■ WHAT THIS TASK INVOLVES: Pull every line containing the word "JSON" out of the material below.

■ PROVIDED RECORDS:
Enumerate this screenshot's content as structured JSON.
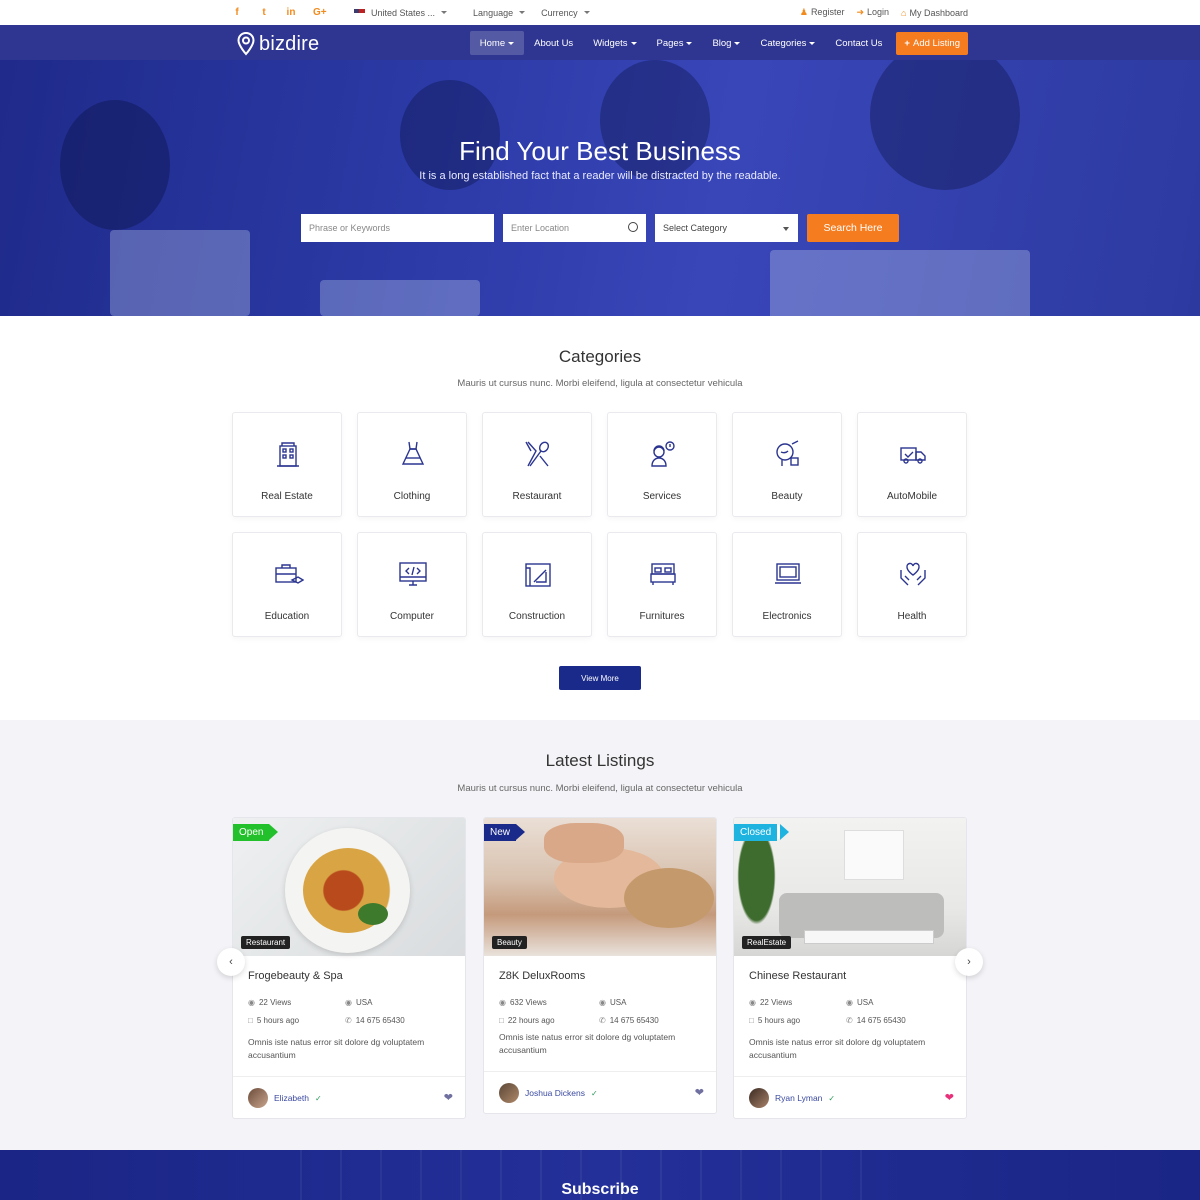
{
  "topbar": {
    "social": [
      "f",
      "t",
      "in",
      "G+"
    ],
    "country": "United States ...",
    "language": "Language",
    "currency": "Currency",
    "register": "Register",
    "login": "Login",
    "dashboard": "My Dashboard"
  },
  "nav": {
    "logo": "bizdire",
    "items": [
      "Home",
      "About Us",
      "Widgets",
      "Pages",
      "Blog",
      "Categories",
      "Contact Us"
    ],
    "add_listing": "Add Listing"
  },
  "hero": {
    "title": "Find Your Best Business",
    "subtitle": "It is a long established fact that a reader will be distracted by the readable.",
    "keyword_placeholder": "Phrase or Keywords",
    "location_placeholder": "Enter Location",
    "category_select": "Select Category",
    "search_button": "Search Here"
  },
  "categories": {
    "title": "Categories",
    "subtitle": "Mauris ut cursus nunc. Morbi eleifend, ligula at consectetur vehicula",
    "items": [
      {
        "label": "Real Estate",
        "icon": "building-icon"
      },
      {
        "label": "Clothing",
        "icon": "dress-icon"
      },
      {
        "label": "Restaurant",
        "icon": "fork-spoon-icon"
      },
      {
        "label": "Services",
        "icon": "support-agent-icon"
      },
      {
        "label": "Beauty",
        "icon": "beauty-icon"
      },
      {
        "label": "AutoMobile",
        "icon": "truck-icon"
      },
      {
        "label": "Education",
        "icon": "education-icon"
      },
      {
        "label": "Computer",
        "icon": "monitor-code-icon"
      },
      {
        "label": "Construction",
        "icon": "blueprint-icon"
      },
      {
        "label": "Furnitures",
        "icon": "bed-icon"
      },
      {
        "label": "Electronics",
        "icon": "laptop-icon"
      },
      {
        "label": "Health",
        "icon": "heart-hands-icon"
      }
    ],
    "view_more": "View More"
  },
  "listings": {
    "title": "Latest Listings",
    "subtitle": "Mauris ut cursus nunc. Morbi eleifend, ligula at consectetur vehicula",
    "cards": [
      {
        "status": "Open",
        "status_color": "#22c02a",
        "category": "Restaurant",
        "title": "Frogebeauty & Spa",
        "views": "22 Views",
        "location": "USA",
        "time": "5 hours ago",
        "phone": "14 675 65430",
        "desc": "Omnis iste natus error sit dolore dg voluptatem accusantium",
        "author": "Elizabeth",
        "heart_color": "#6f6fa0"
      },
      {
        "status": "New",
        "status_color": "#1a2a8a",
        "category": "Beauty",
        "title": "Z8K DeluxRooms",
        "views": "632 Views",
        "location": "USA",
        "time": "22 hours ago",
        "phone": "14 675 65430",
        "desc": "Omnis iste natus error sit dolore dg voluptatem accusantium",
        "author": "Joshua Dickens",
        "heart_color": "#6f6fa0"
      },
      {
        "status": "Closed",
        "status_color": "#1fb4e0",
        "category": "RealEstate",
        "title": "Chinese Restaurant",
        "views": "22 Views",
        "location": "USA",
        "time": "5 hours ago",
        "phone": "14 675 65430",
        "desc": "Omnis iste natus error sit dolore dg voluptatem accusantium",
        "author": "Ryan Lyman",
        "heart_color": "#e8317a"
      }
    ]
  },
  "subscribe": {
    "title": "Subscribe"
  },
  "colors": {
    "brand": "#1a2a8a",
    "accent": "#f57c1f"
  }
}
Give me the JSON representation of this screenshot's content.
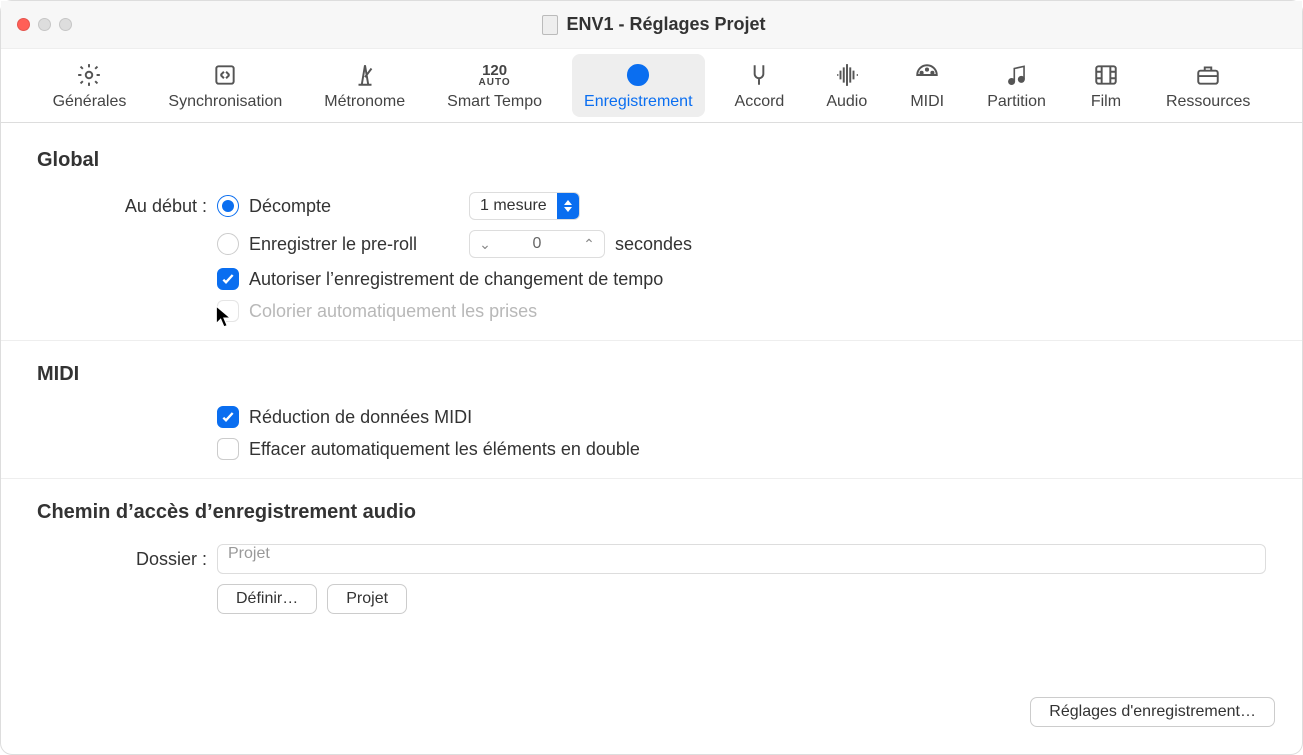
{
  "window": {
    "title": "ENV1 - Réglages Projet"
  },
  "tabs": [
    {
      "id": "generales",
      "label": "Générales"
    },
    {
      "id": "sync",
      "label": "Synchronisation"
    },
    {
      "id": "metronome",
      "label": "Métronome"
    },
    {
      "id": "smarttempo",
      "label": "Smart Tempo",
      "tempo": "120",
      "auto": "AUTO"
    },
    {
      "id": "enreg",
      "label": "Enregistrement",
      "selected": true
    },
    {
      "id": "accord",
      "label": "Accord"
    },
    {
      "id": "audio",
      "label": "Audio"
    },
    {
      "id": "midi",
      "label": "MIDI"
    },
    {
      "id": "partition",
      "label": "Partition"
    },
    {
      "id": "film",
      "label": "Film"
    },
    {
      "id": "ressources",
      "label": "Ressources"
    }
  ],
  "sections": {
    "global": {
      "title": "Global",
      "au_debut_label": "Au début :",
      "decompte": {
        "label": "Décompte",
        "checked": true,
        "dropdown": "1 mesure"
      },
      "preroll": {
        "label": "Enregistrer le pre-roll",
        "checked": false,
        "value": "0",
        "unit": "secondes"
      },
      "tempo_change": {
        "label": "Autoriser l’enregistrement de changement de tempo",
        "checked": true
      },
      "color_prises": {
        "label": "Colorier automatiquement les prises",
        "checked": false,
        "disabled": true
      }
    },
    "midi": {
      "title": "MIDI",
      "reduction": {
        "label": "Réduction de données MIDI",
        "checked": true
      },
      "effacer": {
        "label": "Effacer automatiquement les éléments en double",
        "checked": false
      }
    },
    "chemin": {
      "title": "Chemin d’accès d’enregistrement audio",
      "dossier_label": "Dossier :",
      "dossier_value": "Projet",
      "btn_definir": "Définir…",
      "btn_projet": "Projet"
    }
  },
  "footer_btn": "Réglages d'enregistrement…"
}
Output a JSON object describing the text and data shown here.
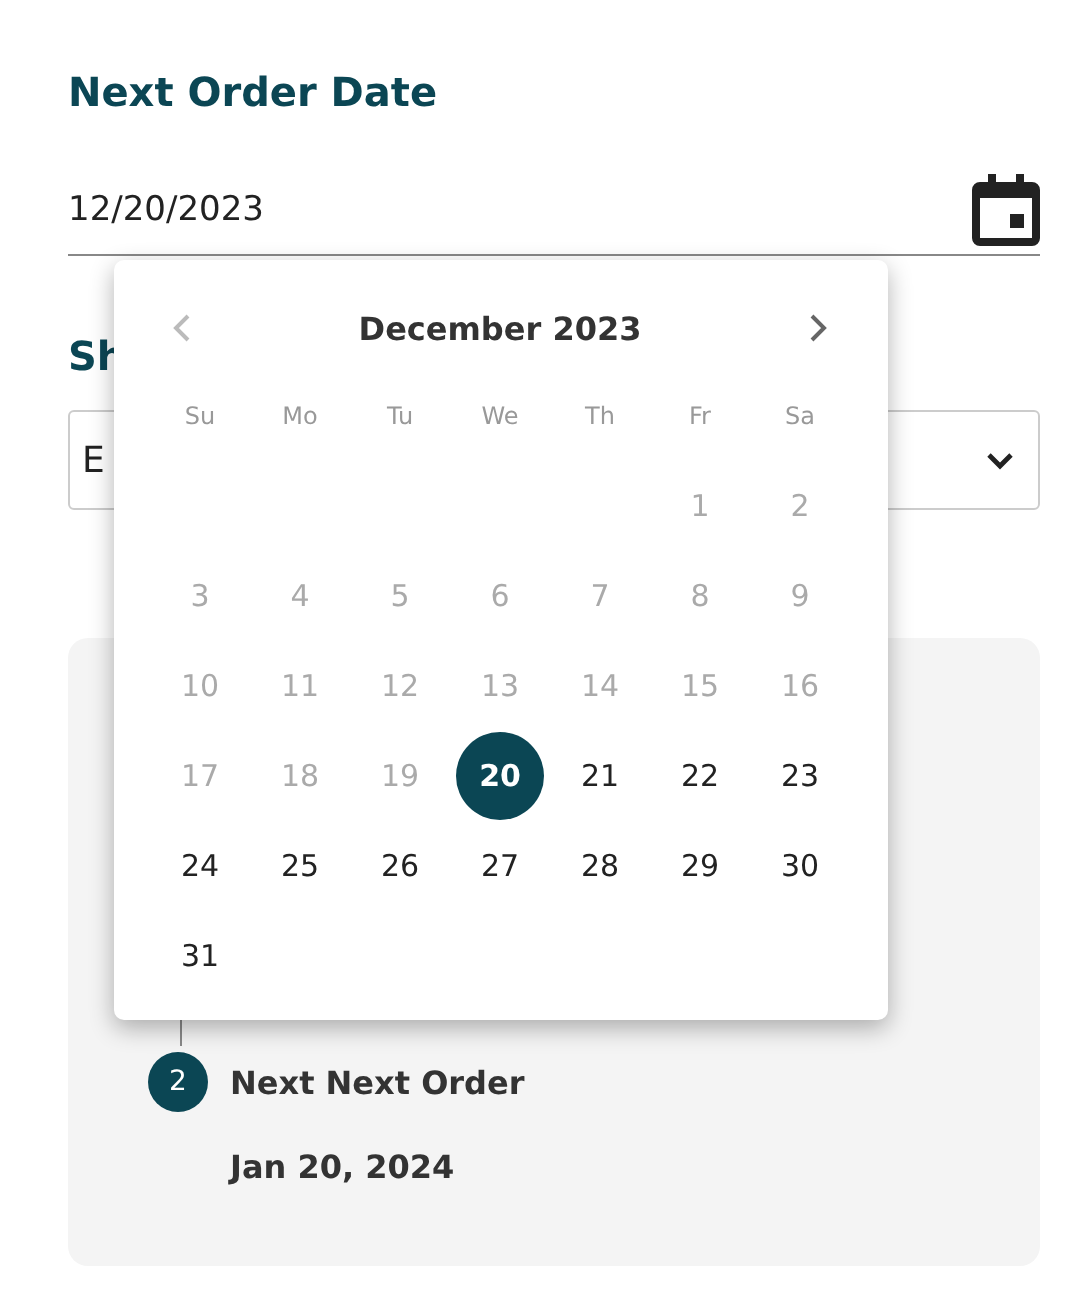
{
  "next_order_date": {
    "label": "Next Order Date",
    "value": "12/20/2023"
  },
  "ship_section": {
    "heading": "Sh",
    "select_value": "E"
  },
  "calendar": {
    "month": "December 2023",
    "prev_disabled": true,
    "next_disabled": false,
    "weekdays": [
      "Su",
      "Mo",
      "Tu",
      "We",
      "Th",
      "Fr",
      "Sa"
    ],
    "weeks": [
      [
        {
          "kind": "empty"
        },
        {
          "kind": "empty"
        },
        {
          "kind": "empty"
        },
        {
          "kind": "empty"
        },
        {
          "kind": "empty"
        },
        {
          "kind": "day",
          "label": "1",
          "disabled": true,
          "selected": false
        },
        {
          "kind": "day",
          "label": "2",
          "disabled": true,
          "selected": false
        }
      ],
      [
        {
          "kind": "day",
          "label": "3",
          "disabled": true,
          "selected": false
        },
        {
          "kind": "day",
          "label": "4",
          "disabled": true,
          "selected": false
        },
        {
          "kind": "day",
          "label": "5",
          "disabled": true,
          "selected": false
        },
        {
          "kind": "day",
          "label": "6",
          "disabled": true,
          "selected": false
        },
        {
          "kind": "day",
          "label": "7",
          "disabled": true,
          "selected": false
        },
        {
          "kind": "day",
          "label": "8",
          "disabled": true,
          "selected": false
        },
        {
          "kind": "day",
          "label": "9",
          "disabled": true,
          "selected": false
        }
      ],
      [
        {
          "kind": "day",
          "label": "10",
          "disabled": true,
          "selected": false
        },
        {
          "kind": "day",
          "label": "11",
          "disabled": true,
          "selected": false
        },
        {
          "kind": "day",
          "label": "12",
          "disabled": true,
          "selected": false
        },
        {
          "kind": "day",
          "label": "13",
          "disabled": true,
          "selected": false
        },
        {
          "kind": "day",
          "label": "14",
          "disabled": true,
          "selected": false
        },
        {
          "kind": "day",
          "label": "15",
          "disabled": true,
          "selected": false
        },
        {
          "kind": "day",
          "label": "16",
          "disabled": true,
          "selected": false
        }
      ],
      [
        {
          "kind": "day",
          "label": "17",
          "disabled": true,
          "selected": false
        },
        {
          "kind": "day",
          "label": "18",
          "disabled": true,
          "selected": false
        },
        {
          "kind": "day",
          "label": "19",
          "disabled": true,
          "selected": false
        },
        {
          "kind": "day",
          "label": "20",
          "disabled": false,
          "selected": true
        },
        {
          "kind": "day",
          "label": "21",
          "disabled": false,
          "selected": false
        },
        {
          "kind": "day",
          "label": "22",
          "disabled": false,
          "selected": false
        },
        {
          "kind": "day",
          "label": "23",
          "disabled": false,
          "selected": false
        }
      ],
      [
        {
          "kind": "day",
          "label": "24",
          "disabled": false,
          "selected": false
        },
        {
          "kind": "day",
          "label": "25",
          "disabled": false,
          "selected": false
        },
        {
          "kind": "day",
          "label": "26",
          "disabled": false,
          "selected": false
        },
        {
          "kind": "day",
          "label": "27",
          "disabled": false,
          "selected": false
        },
        {
          "kind": "day",
          "label": "28",
          "disabled": false,
          "selected": false
        },
        {
          "kind": "day",
          "label": "29",
          "disabled": false,
          "selected": false
        },
        {
          "kind": "day",
          "label": "30",
          "disabled": false,
          "selected": false
        }
      ],
      [
        {
          "kind": "day",
          "label": "31",
          "disabled": false,
          "selected": false
        }
      ]
    ]
  },
  "schedule": {
    "steps": [
      {
        "number": "2",
        "title": "Next Next Order",
        "date": "Jan 20, 2024"
      }
    ]
  }
}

■ REPLY TO THE TASK:
Enumerate this screenshot's content as structured JSON.
Give me the JSON representation of this screenshot's content.
Output a JSON object describing the text and data shown here.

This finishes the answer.